The end of the mission was so much fun. The parish hosted a going away party for us missionaries and it resembled a wedding reception, complete with DJ, dance floor, and happy-go-lucky atmosphere. It was great because these people that I live with have become an extended family of brothers and sisters (which is always good and sometimes frustrating) and as we near the half way point in the year, we realize that once we leave the school, it could be a long time before we see each other again. So just like how all the family comes together for a wedding and has a blast (at least in my family), the party was our opportunity to have a rocking reception while we are together.

Ah, I guess that's enough about the mission. I met lots of people, helped plant a lot of seeds that will grow into strong faith with time (at least that is what I believe and pray for). There are more stories, but I'll keep them for when I get home so I have something to share. On a side note, I interviewed last night with a Catholic retreat center/environmental camp in Wisconsin for a volunteer stipend position. I think the interview went well and the place seems to be right up my alley, blending my two passions in life. I should find out around Feb. 20 if they offer me a position. Something to pray about. God's will be done. He hasn't done me wrong yet.

(As a disclaimer: I posted this picture of the Guinness pints almost against my better judgment and probably to the chagrin of my mom, but what is a story of Ireland without Guinness. I just had to include it. If I have scandalized my program, let me say that while alcohol was frequently present during the mission due to wine-drinking host families and pub ministry nights, for the most part it was consumed responsibly and in moderation.)

Saturday, February 4

Christmas Photos

I realized that I didn't say much about Christmas yet. It was amazing. Midnight Mass at St. Peter's sitting behind the altar, many celebrations with good food (courtesy of me and the rest of the cooking team plus some helpers), every Christmas liturgy (there are 4 of them: 8 pm Sat., Midnight, 6 am Sunday, and 10 am Sunday), and more. Since I don't have Newbridge pictures yet, I thought I would appease you with some from Christmas. Hope you like them.
Making Christmas cookies a week before Christmas. We made American, French, German and Polish sweets. I'm improvising with a bar of white chocolate because I didn't find any chips around. Italy can be a difficult place to find the necessary ingredients.

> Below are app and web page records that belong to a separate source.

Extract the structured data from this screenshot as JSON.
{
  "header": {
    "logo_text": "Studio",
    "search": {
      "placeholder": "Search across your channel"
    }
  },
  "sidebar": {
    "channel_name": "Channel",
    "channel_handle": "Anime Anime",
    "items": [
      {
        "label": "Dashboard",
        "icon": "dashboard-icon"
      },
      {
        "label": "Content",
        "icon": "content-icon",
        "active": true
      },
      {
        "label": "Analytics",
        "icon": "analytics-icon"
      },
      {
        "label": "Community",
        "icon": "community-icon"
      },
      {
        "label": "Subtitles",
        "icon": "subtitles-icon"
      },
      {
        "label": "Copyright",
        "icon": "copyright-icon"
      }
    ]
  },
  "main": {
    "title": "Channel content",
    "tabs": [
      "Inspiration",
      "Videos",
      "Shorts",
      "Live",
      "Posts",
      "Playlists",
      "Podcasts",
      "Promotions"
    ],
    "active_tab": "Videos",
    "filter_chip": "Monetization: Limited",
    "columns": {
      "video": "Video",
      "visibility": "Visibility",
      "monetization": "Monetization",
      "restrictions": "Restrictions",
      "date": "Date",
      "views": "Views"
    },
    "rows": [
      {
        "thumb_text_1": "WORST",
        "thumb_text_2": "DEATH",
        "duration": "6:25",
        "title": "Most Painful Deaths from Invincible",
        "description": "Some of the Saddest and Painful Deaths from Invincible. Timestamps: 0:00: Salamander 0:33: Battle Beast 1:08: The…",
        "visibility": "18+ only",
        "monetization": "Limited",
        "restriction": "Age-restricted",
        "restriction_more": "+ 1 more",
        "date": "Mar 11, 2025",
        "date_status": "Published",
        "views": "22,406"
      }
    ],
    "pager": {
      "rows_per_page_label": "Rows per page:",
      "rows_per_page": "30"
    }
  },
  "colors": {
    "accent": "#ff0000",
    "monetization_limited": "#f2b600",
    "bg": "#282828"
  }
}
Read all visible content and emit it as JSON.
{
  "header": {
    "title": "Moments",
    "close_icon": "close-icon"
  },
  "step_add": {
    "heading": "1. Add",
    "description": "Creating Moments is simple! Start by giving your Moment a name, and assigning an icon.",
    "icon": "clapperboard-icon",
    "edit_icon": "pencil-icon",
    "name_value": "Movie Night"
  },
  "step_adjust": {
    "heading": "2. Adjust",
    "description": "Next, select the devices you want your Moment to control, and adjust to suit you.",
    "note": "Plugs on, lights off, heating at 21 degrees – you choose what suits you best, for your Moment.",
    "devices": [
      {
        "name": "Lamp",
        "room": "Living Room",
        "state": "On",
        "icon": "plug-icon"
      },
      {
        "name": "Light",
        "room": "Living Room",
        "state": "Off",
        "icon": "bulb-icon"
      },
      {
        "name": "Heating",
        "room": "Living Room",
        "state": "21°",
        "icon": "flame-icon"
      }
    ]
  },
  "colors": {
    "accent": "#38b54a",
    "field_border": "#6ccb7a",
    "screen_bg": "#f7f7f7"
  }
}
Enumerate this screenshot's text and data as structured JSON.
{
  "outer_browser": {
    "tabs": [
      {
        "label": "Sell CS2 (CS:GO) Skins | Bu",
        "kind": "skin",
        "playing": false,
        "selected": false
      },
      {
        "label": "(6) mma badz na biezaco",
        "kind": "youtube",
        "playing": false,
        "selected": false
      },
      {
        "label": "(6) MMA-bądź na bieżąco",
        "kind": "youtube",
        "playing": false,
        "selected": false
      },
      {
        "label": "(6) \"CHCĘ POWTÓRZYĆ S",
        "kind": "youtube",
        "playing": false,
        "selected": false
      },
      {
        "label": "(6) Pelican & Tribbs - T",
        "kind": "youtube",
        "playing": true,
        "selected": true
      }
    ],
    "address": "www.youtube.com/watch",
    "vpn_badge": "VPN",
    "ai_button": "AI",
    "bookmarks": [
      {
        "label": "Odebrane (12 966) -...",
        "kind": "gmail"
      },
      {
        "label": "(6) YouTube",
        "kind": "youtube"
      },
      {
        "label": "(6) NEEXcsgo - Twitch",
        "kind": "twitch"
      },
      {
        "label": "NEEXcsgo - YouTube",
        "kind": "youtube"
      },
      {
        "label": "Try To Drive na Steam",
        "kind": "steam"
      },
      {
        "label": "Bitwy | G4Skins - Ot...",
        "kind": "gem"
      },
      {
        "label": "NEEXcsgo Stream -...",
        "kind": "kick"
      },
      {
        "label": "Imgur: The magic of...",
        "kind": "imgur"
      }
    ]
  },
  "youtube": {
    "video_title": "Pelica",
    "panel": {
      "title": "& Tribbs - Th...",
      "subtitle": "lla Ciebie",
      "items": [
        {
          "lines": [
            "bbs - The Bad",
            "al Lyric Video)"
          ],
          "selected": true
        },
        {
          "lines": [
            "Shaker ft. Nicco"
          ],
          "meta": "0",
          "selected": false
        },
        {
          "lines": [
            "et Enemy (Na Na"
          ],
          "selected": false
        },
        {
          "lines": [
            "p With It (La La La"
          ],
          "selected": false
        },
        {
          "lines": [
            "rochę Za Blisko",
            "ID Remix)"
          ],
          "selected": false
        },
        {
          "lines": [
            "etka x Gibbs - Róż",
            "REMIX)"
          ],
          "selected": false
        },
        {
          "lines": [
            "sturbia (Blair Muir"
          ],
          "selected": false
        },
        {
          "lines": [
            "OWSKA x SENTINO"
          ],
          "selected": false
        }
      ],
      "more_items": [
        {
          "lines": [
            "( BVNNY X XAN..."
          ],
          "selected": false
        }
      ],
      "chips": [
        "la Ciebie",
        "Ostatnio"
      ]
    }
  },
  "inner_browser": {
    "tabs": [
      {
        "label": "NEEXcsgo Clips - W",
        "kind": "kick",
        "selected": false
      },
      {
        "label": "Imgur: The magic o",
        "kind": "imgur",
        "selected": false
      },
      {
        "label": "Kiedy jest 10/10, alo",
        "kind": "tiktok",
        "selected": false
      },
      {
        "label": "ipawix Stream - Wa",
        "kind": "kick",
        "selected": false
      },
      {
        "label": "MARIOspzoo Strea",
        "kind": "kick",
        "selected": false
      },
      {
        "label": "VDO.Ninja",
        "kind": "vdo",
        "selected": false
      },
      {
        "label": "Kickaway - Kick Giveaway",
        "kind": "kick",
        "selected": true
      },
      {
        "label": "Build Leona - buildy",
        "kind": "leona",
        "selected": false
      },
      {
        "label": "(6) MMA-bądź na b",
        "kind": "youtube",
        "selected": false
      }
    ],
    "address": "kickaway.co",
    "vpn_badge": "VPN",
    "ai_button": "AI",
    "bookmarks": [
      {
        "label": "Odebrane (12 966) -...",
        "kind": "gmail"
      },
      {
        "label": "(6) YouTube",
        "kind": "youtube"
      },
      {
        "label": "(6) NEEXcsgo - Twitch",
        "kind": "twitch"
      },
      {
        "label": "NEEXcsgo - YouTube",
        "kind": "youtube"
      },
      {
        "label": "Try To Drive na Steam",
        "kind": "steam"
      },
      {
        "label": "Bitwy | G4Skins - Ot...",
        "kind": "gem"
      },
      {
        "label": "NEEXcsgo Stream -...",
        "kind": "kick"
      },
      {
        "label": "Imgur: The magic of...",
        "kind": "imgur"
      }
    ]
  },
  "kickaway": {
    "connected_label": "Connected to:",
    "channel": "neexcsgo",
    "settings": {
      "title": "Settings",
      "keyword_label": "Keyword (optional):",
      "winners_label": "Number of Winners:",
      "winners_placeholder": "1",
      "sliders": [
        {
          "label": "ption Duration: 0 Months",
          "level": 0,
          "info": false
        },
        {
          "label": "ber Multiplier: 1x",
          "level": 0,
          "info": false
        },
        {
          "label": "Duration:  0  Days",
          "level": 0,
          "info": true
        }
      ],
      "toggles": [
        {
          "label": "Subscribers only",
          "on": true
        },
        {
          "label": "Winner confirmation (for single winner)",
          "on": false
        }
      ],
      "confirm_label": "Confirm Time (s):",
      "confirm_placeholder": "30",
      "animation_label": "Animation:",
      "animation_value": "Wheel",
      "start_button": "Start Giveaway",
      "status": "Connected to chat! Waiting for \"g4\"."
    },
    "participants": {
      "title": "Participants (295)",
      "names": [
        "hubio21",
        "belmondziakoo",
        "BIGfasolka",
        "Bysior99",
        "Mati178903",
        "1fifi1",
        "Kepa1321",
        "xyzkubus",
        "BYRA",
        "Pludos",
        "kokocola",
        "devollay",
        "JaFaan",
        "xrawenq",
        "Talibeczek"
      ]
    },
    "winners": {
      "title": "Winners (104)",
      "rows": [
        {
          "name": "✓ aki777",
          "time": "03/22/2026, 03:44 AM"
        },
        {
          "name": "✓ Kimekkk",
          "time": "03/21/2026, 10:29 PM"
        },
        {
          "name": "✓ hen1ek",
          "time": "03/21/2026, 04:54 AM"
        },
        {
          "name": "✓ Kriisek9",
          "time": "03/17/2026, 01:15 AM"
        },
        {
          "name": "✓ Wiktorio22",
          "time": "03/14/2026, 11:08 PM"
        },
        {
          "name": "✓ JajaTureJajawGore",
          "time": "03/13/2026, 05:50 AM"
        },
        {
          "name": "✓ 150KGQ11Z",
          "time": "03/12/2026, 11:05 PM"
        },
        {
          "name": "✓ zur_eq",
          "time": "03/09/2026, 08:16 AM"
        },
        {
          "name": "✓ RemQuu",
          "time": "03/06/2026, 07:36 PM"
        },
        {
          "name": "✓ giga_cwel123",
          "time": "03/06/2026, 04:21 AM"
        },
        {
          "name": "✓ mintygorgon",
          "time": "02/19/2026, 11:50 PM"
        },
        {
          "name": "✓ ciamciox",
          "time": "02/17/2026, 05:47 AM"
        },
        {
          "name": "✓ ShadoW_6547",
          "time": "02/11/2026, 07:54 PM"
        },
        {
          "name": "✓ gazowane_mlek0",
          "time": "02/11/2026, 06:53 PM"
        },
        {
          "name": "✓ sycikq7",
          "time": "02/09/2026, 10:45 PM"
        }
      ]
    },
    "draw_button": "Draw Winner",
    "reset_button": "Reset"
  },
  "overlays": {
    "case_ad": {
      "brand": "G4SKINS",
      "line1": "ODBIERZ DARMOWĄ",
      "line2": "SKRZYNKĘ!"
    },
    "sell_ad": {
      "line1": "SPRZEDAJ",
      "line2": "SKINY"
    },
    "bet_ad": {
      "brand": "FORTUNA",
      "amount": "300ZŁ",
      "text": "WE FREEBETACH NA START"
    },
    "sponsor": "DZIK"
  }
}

Goofing around at Centro San Lorenzo during our Christmas Eve celebration. There were about 50 of us total who came together for the Vigil Mass and a party. We sang Christmas songs in our native languages and had a great time.

I wasn't quite this close to the Pope at the end of Midnight Mass, but my friends Carole and Alejandra were because they got to read at the Mass. I got a good shot of him on my video camera. The whole time I was at Mass, I just kept thinking, "Never in my wildest dreams did I think I would be at Midnight Mass at the Vatican." And I could really concentrate when I was praying too, so that was good.

Imagine this: 2-3:30 am, Christmas Day. We come back from Mass and have cookies and hot chocolate. People start playing guitar and singing songs. Others sit around and tell stories. I later call home and am up until 4 am. The Sunrise Mass in the hotel is in 2 1/2 hours. I was a zombie through most of it.

Making Christmas dinner. Chicken parmiggiano, pasta, and more. Yum, yum. I was ready to get out of the kitchen, though, after preparing meals for 30 people for 3 days.

A Christmas skit during our night celebration, featuring Ramzi as a modern Angel Gabriel. He got to drive a Ferrari and talk to God the Father (a take on the Godfather because the mafia has been a reoccuring theme in some of our skits).

Even Santa made an apperance. That's Reggie from San Diego in the suit and Chris from NY as his sidekick.